==== DATA EXTRACT

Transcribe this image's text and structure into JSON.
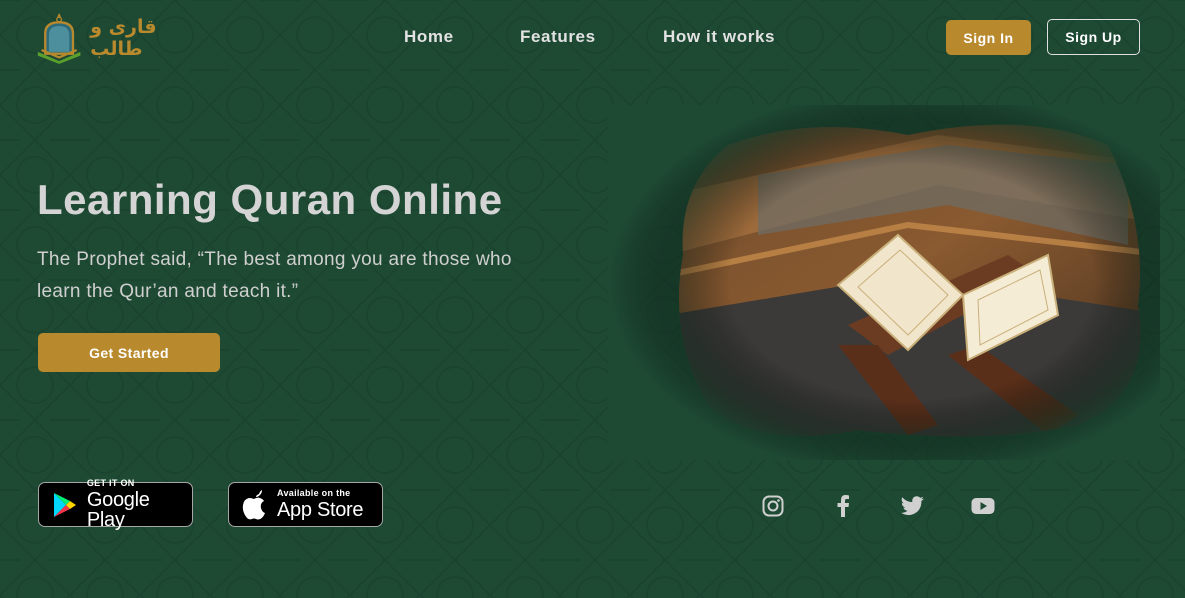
{
  "brand": {
    "name": "قاری و طالب"
  },
  "nav": {
    "home": "Home",
    "features": "Features",
    "how_it_works": "How it works"
  },
  "auth": {
    "sign_in": "Sign In",
    "sign_up": "Sign Up"
  },
  "hero": {
    "title": "Learning Quran Online",
    "quote": "The Prophet said, “The best among you are those who learn the Qur’an and teach it.”",
    "cta": "Get Started"
  },
  "stores": {
    "google_play": {
      "small": "GET IT ON",
      "big": "Google Play"
    },
    "app_store": {
      "small": "Available on the",
      "big": "App Store"
    }
  },
  "social": [
    "instagram-icon",
    "facebook-icon",
    "twitter-icon",
    "youtube-icon"
  ],
  "colors": {
    "background": "#1e4a34",
    "accent": "#b8892d",
    "text": "#d4d4d4"
  }
}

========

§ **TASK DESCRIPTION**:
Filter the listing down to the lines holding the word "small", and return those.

§ **SOLUTION TO THIS EXERCISE**:
      "small": "GET IT ON",
      "small": "Available on the",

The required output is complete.